According to section 105(2)(b) of the Constitution, a person is not qualified for appointment as a Judge unless he or she has had not less than 15 years post-admission practice as a legal practitioner in Fiji or in another country prescribed by law, and has not been found guilty of any disciplinary proceeding involving legal practitioners whether in Fiji or abroad, including any proceeding by the Independent Legal Services Commission or any proceeding under the law governing legal practitioners, barristers and solicitors prior to the establishment of the Independent Legal Services Commission.

Justice Qetaki was found guilty of professional misconduct in 2017.

Qetaki had opened a trust account without obtaining written approval from the Minister of Justice.

The Independent Legal Service Commissioner had declined to impose any sanctions upon Qetaki, noting that the level of culpability was low in relation to both counts and minimum harm was caused by the actions.

His name was not entered into the Discipline Register.

The Commissioner while making the orders had also accepted that it was the conduct of the bank in this matter which was truly blameworthy, namely its failure to obtain a copy of the approval letter from Qetaki, who was a trustee.

During his submissions, Judge Qetaki’s lawyer Anil Singh said that in this matter the bank was prosecuted and ordered to pay a fine of $1,500.

He also said that that no facts have been provided by Solicitor General’s counsel or the Fiji Law Society that goes against his client.

He also said that no facts have been presented to state that his client is not qualified to hold the positions he currently holds.

He said that his client is a person of highest competency and is qualified to be the Court of Appeals judge who is capable of upholding the law.

Singh also said that the Fiji Law Society is asking Qetaki to be re-punished for the trivial offense.

In their submission Fiji Law Society senior counsel Martin Daubney had stated that the phrase found guilty ought to be interpreted as adverse findings.

Earlier today, lawyer representing Human Rights and Anti- Discrimination Commission Parvesh Sharma stated that Qetaki and Rabuku cannot be penalized by to section 105(2)(b) of the Constitution as they don’t fall in that category.

Rabuku was appointed to the position of Acting DPP in October last year while Qetaki was sworn in as Appeals Court in April last year.

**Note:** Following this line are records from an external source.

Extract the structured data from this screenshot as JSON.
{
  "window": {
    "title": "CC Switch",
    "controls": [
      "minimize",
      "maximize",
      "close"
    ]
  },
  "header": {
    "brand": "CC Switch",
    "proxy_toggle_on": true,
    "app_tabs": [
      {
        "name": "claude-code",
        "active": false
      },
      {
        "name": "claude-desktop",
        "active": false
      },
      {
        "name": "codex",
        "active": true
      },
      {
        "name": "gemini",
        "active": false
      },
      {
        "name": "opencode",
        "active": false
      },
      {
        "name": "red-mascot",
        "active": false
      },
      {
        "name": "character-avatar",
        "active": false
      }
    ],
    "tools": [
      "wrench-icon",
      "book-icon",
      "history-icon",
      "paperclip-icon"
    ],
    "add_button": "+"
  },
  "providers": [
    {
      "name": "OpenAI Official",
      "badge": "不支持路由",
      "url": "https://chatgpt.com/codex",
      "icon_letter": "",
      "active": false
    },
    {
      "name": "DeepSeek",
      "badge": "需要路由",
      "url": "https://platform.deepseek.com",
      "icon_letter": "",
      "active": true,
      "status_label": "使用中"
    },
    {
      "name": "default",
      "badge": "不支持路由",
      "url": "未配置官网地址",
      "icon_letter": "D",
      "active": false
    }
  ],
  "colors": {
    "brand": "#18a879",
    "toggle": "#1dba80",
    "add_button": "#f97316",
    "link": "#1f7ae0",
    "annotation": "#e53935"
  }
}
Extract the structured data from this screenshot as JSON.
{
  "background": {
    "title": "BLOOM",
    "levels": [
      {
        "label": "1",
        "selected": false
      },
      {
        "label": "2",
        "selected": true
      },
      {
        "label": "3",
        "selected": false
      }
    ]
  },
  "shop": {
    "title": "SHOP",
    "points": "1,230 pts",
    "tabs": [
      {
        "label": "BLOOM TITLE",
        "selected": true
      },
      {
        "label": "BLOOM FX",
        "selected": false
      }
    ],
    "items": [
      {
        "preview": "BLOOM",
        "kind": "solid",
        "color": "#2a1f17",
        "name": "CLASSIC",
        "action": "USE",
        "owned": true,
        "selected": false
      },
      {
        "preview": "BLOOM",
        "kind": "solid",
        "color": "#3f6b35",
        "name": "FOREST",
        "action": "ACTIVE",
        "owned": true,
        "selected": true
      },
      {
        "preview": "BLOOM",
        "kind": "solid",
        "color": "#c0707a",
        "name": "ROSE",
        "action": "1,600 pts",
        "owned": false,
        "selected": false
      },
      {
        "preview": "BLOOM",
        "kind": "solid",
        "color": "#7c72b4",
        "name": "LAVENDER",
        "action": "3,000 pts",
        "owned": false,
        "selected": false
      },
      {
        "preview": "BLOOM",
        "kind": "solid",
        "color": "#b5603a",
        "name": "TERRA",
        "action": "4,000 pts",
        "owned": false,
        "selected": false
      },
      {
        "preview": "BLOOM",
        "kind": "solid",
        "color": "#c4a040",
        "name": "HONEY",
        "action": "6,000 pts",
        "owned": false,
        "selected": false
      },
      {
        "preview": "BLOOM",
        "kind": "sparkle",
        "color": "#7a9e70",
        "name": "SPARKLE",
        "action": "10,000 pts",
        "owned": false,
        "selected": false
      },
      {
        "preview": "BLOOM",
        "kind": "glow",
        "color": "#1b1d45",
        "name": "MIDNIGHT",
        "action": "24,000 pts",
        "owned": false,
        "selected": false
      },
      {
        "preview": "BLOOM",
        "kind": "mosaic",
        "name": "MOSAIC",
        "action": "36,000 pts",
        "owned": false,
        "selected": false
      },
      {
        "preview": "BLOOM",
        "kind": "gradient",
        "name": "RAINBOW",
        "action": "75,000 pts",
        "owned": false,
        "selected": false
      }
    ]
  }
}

Lawyer, Feizal Hannif is representing the Solicitor General’s Office, Anil Singh is representing Justice Alipate Qetaki, Parvesh Sharma is appearing for the Human Rights Commission and Richard Naidu and Martin Daubney are appearing for the Fiji Law Society and Semi Leweniqila is representing Judicial Services Commission.

The Supreme Court Judges Justice Sir Terence Arnold, Justice Brian Keith and Justice William Young will give their opinion next Friday.